Make an exact copy of all the records that follow, apart from the pictures.

══ Data records

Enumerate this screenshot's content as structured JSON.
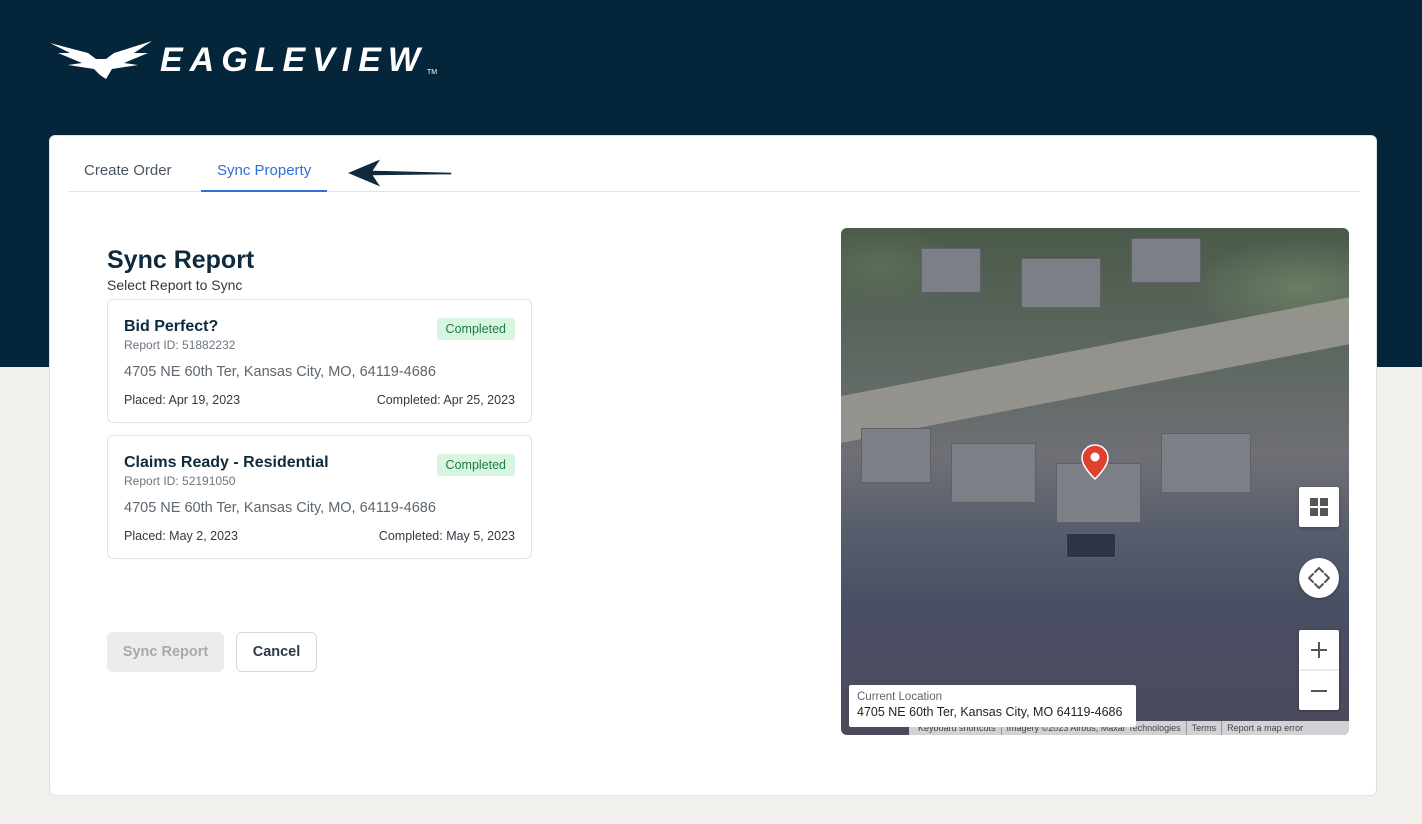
{
  "brand": {
    "name": "EAGLEVIEW",
    "tm": "TM"
  },
  "tabs": [
    {
      "label": "Create Order",
      "active": false
    },
    {
      "label": "Sync Property",
      "active": true
    }
  ],
  "section": {
    "title": "Sync Report",
    "subtitle": "Select Report to Sync"
  },
  "reports": [
    {
      "name": "Bid Perfect?",
      "report_id": "Report ID: 51882232",
      "status": "Completed",
      "address": "4705 NE 60th Ter, Kansas City, MO, 64119-4686",
      "placed": "Placed: Apr 19, 2023",
      "completed": "Completed: Apr 25, 2023"
    },
    {
      "name": "Claims Ready - Residential",
      "report_id": "Report ID: 52191050",
      "status": "Completed",
      "address": "4705 NE 60th Ter, Kansas City, MO, 64119-4686",
      "placed": "Placed: May 2, 2023",
      "completed": "Completed: May 5, 2023"
    }
  ],
  "buttons": {
    "sync": "Sync Report",
    "cancel": "Cancel"
  },
  "map": {
    "location_label": "Current Location",
    "location_address": "4705 NE 60th Ter, Kansas City, MO 64119-4686",
    "attribution": [
      "Keyboard shortcuts",
      "Imagery ©2023 Airbus, Maxar Technologies",
      "Terms",
      "Report a map error"
    ],
    "controls": {
      "layers": "grid-icon",
      "move": "move-arrows-icon",
      "zoom_in": "plus-icon",
      "zoom_out": "minus-icon"
    }
  },
  "colors": {
    "header_bg": "#05253a",
    "page_bg": "#f1f0ec",
    "active_tab": "#2f6fd6",
    "badge_bg": "#d8f5e2",
    "badge_text": "#1f7a43",
    "pin": "#e2402f"
  }
}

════

Solution »
Enumerate this screenshot's content as structured JSON.
{
  "brand": {
    "name": "EAGLEVIEW",
    "tm": "TM"
  },
  "tabs": [
    {
      "label": "Create Order",
      "active": false
    },
    {
      "label": "Sync Property",
      "active": true
    }
  ],
  "section": {
    "title": "Sync Report",
    "subtitle": "Select Report to Sync"
  },
  "reports": [
    {
      "name": "Bid Perfect?",
      "report_id": "Report ID: 51882232",
      "status": "Completed",
      "address": "4705 NE 60th Ter, Kansas City, MO, 64119-4686",
      "placed": "Placed: Apr 19, 2023",
      "completed": "Completed: Apr 25, 2023"
    },
    {
      "name": "Claims Ready - Residential",
      "report_id": "Report ID: 52191050",
      "status": "Completed",
      "address": "4705 NE 60th Ter, Kansas City, MO, 64119-4686",
      "placed": "Placed: May 2, 2023",
      "completed": "Completed: May 5, 2023"
    }
  ],
  "buttons": {
    "sync": "Sync Report",
    "cancel": "Cancel"
  },
  "map": {
    "location_label": "Current Location",
    "location_address": "4705 NE 60th Ter, Kansas City, MO 64119-4686",
    "attribution": [
      "Keyboard shortcuts",
      "Imagery ©2023 Airbus, Maxar Technologies",
      "Terms",
      "Report a map error"
    ],
    "controls": {
      "layers": "grid-icon",
      "move": "move-arrows-icon",
      "zoom_in": "plus-icon",
      "zoom_out": "minus-icon"
    }
  },
  "colors": {
    "header_bg": "#05253a",
    "page_bg": "#f1f0ec",
    "active_tab": "#2f6fd6",
    "badge_bg": "#d8f5e2",
    "badge_text": "#1f7a43",
    "pin": "#e2402f"
  }
}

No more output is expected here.